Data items
━━━━
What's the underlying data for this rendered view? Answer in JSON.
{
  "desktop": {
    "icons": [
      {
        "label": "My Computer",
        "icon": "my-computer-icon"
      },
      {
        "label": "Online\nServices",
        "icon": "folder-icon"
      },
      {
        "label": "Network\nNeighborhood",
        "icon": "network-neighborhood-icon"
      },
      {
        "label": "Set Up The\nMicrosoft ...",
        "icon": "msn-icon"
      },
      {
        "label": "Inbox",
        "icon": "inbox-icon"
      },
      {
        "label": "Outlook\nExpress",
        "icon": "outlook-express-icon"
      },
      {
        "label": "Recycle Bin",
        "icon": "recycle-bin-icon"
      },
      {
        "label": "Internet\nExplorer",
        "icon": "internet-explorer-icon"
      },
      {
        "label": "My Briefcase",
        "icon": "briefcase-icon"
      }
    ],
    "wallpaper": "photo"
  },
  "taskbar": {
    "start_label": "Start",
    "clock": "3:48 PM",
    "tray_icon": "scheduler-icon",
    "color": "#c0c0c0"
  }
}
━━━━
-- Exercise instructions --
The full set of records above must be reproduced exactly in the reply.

-- Task result --
What's the underlying data for this rendered view? Answer in JSON.
{
  "desktop": {
    "icons": [
      {
        "label": "My Computer",
        "icon": "my-computer-icon"
      },
      {
        "label": "Online\nServices",
        "icon": "folder-icon"
      },
      {
        "label": "Network\nNeighborhood",
        "icon": "network-neighborhood-icon"
      },
      {
        "label": "Set Up The\nMicrosoft ...",
        "icon": "msn-icon"
      },
      {
        "label": "Inbox",
        "icon": "inbox-icon"
      },
      {
        "label": "Outlook\nExpress",
        "icon": "outlook-express-icon"
      },
      {
        "label": "Recycle Bin",
        "icon": "recycle-bin-icon"
      },
      {
        "label": "Internet\nExplorer",
        "icon": "internet-explorer-icon"
      },
      {
        "label": "My Briefcase",
        "icon": "briefcase-icon"
      }
    ],
    "wallpaper": "photo"
  },
  "taskbar": {
    "start_label": "Start",
    "clock": "3:48 PM",
    "tray_icon": "scheduler-icon",
    "color": "#c0c0c0"
  }
}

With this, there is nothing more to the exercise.